=== Extracted data ===

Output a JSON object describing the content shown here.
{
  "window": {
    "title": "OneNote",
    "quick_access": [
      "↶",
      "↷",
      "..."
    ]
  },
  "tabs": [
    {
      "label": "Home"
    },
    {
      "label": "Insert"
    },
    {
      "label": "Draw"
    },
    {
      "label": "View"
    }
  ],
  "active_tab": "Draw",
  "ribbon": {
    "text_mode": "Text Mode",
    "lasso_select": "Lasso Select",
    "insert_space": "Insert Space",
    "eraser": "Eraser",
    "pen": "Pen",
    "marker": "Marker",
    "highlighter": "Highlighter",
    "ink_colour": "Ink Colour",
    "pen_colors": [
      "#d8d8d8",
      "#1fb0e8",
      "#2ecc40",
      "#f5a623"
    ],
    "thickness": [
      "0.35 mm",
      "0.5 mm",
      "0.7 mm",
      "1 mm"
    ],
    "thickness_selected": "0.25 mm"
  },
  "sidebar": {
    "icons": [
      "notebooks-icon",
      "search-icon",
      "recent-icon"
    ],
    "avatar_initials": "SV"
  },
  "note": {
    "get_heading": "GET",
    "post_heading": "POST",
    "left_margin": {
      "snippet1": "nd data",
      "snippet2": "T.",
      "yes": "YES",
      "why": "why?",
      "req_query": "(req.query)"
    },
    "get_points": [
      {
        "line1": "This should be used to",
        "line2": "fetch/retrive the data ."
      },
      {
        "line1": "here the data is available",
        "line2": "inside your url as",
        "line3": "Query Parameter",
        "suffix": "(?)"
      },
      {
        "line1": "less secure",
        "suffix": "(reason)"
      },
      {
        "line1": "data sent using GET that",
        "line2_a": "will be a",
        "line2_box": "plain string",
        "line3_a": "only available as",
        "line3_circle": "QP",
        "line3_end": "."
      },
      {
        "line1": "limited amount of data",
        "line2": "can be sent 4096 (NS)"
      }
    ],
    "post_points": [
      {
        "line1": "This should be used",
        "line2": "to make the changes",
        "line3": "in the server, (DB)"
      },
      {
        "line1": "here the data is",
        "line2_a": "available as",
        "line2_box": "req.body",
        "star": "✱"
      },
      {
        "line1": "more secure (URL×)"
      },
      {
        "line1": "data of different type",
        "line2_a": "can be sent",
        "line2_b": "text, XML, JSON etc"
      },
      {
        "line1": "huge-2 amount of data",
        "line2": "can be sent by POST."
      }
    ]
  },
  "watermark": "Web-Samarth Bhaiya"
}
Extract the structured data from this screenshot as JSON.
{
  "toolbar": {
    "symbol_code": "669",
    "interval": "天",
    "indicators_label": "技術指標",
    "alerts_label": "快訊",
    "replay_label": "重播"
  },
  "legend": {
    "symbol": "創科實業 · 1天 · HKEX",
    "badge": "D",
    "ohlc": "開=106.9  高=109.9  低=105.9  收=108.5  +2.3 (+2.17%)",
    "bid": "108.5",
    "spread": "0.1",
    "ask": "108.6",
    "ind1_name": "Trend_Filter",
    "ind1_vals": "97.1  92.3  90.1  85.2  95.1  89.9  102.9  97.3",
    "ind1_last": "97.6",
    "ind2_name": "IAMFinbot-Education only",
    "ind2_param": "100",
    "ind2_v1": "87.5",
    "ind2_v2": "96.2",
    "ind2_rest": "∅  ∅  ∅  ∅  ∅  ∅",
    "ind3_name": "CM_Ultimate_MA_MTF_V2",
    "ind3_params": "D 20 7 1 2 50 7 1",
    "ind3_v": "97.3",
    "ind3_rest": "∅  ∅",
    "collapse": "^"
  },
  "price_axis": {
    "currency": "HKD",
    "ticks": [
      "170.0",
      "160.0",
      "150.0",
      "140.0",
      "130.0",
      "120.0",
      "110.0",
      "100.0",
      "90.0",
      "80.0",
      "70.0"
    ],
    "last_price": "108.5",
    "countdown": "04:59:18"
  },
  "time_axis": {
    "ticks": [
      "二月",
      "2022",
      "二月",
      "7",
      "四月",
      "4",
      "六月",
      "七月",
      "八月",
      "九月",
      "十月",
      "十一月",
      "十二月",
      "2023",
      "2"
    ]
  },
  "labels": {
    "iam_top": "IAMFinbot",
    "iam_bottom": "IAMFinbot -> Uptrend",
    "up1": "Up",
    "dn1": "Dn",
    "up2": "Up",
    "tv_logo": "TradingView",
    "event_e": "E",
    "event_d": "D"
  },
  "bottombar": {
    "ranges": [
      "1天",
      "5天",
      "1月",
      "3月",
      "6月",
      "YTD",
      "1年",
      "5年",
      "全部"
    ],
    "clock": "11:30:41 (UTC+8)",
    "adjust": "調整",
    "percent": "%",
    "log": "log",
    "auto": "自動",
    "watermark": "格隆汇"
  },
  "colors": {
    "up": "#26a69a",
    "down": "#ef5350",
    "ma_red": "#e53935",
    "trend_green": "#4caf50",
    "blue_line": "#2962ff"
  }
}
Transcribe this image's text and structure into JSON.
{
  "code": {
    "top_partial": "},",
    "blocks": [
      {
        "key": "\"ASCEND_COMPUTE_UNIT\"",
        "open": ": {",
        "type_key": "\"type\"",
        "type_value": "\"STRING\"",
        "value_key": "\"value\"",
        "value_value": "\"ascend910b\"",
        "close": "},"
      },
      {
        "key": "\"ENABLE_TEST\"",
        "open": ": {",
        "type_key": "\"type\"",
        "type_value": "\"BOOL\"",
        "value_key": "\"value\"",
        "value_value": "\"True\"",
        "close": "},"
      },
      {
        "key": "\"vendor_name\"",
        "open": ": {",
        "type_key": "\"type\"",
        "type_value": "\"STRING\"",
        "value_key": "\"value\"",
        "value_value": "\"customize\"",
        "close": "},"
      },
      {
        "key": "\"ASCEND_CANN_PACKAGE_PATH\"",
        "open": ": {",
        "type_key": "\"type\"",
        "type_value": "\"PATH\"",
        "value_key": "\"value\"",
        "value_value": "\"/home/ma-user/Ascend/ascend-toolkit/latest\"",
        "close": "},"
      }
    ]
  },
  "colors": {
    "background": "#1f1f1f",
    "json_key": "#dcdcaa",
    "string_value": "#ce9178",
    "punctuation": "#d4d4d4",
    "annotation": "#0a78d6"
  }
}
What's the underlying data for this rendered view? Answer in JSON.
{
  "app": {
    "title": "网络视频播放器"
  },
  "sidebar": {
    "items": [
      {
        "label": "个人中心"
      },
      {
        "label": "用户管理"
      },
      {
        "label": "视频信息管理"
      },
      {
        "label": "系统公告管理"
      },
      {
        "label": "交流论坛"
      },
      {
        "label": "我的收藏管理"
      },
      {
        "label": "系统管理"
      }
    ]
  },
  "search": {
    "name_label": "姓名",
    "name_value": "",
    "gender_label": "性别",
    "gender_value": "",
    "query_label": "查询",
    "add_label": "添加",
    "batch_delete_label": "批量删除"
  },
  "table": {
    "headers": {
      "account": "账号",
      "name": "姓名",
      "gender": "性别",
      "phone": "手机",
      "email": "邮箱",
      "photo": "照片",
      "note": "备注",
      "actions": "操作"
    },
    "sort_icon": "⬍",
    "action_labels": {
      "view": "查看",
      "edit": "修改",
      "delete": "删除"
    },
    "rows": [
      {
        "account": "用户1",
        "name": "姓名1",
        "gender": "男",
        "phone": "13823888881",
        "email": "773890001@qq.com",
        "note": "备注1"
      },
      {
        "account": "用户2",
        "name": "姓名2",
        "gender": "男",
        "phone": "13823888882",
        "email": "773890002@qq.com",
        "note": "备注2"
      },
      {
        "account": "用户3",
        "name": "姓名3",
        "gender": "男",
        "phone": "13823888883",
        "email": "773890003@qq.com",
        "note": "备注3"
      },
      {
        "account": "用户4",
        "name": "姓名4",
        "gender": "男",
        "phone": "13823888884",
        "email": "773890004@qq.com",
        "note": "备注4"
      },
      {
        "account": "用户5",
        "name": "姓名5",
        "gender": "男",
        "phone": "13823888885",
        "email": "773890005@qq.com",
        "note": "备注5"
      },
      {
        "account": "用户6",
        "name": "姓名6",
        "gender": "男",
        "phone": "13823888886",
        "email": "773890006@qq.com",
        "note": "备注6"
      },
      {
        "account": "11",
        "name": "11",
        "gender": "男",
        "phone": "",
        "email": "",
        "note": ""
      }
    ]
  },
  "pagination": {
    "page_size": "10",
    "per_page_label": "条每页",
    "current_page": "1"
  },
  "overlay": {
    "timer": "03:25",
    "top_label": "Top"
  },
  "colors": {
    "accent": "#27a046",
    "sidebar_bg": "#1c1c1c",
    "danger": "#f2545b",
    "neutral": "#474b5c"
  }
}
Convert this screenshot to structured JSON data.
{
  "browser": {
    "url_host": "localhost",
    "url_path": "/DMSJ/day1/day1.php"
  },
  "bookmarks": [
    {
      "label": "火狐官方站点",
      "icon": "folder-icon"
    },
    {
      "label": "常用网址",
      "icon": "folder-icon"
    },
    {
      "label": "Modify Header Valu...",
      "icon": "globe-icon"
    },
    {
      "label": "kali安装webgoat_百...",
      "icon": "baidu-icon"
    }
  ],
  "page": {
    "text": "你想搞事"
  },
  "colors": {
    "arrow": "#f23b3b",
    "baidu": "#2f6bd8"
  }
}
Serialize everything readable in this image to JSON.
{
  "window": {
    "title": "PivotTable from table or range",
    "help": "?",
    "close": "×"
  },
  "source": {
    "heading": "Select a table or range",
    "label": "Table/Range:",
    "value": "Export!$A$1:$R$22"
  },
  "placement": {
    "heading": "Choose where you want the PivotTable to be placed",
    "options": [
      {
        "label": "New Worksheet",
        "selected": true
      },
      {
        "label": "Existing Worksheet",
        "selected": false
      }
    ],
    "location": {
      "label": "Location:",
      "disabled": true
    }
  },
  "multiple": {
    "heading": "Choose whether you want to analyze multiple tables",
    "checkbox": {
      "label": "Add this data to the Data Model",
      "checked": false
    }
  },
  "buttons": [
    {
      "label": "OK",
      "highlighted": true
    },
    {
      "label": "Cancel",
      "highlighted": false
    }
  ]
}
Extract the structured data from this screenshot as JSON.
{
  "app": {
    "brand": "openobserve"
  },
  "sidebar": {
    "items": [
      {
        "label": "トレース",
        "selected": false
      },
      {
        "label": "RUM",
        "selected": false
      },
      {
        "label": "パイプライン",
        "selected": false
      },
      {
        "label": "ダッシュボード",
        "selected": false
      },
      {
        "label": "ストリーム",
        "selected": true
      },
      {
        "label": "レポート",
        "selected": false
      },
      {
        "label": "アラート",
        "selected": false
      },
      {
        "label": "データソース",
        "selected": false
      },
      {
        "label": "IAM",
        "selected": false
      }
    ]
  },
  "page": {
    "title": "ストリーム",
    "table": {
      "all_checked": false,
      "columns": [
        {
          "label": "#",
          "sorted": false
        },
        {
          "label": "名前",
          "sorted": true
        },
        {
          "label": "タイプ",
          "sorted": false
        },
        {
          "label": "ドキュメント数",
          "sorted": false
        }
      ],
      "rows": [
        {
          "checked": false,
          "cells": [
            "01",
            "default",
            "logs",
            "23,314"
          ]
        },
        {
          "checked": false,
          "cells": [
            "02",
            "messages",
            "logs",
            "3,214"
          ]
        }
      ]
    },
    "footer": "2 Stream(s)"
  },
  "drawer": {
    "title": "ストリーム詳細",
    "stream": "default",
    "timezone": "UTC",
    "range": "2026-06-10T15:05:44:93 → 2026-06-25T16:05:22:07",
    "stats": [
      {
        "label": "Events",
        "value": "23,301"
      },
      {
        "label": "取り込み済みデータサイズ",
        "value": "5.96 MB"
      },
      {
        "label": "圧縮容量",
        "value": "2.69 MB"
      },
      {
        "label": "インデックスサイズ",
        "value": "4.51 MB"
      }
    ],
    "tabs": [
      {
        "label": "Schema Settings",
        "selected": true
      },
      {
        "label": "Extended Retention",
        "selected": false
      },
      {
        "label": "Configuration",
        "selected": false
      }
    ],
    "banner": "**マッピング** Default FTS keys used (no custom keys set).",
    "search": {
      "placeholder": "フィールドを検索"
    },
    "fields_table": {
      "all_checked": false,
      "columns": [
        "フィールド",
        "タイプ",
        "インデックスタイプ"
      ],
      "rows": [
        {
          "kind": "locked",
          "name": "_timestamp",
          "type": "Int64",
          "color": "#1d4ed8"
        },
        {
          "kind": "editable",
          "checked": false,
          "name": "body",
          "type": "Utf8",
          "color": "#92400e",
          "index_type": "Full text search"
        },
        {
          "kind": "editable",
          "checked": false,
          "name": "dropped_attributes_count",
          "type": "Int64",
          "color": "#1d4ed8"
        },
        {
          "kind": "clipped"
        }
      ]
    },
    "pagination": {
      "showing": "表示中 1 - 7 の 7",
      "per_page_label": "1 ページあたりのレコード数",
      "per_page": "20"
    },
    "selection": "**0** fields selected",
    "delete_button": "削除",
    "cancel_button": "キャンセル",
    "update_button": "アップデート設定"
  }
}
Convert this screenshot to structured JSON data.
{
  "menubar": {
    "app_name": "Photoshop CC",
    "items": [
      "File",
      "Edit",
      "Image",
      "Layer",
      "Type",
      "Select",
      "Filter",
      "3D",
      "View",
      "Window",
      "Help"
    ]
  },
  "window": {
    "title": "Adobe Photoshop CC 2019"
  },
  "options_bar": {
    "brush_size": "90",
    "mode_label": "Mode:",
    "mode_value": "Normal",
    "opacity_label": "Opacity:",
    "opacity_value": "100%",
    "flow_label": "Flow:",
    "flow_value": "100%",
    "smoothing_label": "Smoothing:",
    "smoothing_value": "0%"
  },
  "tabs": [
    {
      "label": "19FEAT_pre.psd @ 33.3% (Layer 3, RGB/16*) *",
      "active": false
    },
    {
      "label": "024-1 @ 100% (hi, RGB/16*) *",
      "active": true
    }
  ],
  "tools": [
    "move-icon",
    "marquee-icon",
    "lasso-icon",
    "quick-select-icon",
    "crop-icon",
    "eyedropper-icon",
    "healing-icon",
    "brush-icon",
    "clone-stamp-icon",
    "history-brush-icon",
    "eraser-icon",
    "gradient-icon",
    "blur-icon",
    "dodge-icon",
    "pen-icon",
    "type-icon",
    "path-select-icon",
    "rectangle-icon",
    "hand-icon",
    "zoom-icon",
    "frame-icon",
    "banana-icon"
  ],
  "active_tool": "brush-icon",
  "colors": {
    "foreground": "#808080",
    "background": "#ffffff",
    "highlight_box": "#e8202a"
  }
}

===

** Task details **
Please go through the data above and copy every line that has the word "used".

** Task response **
        "line1": "This should be used to",
        "line1": "This should be used",
    "banner": "**マッピング** Default FTS keys used (no custom keys set).",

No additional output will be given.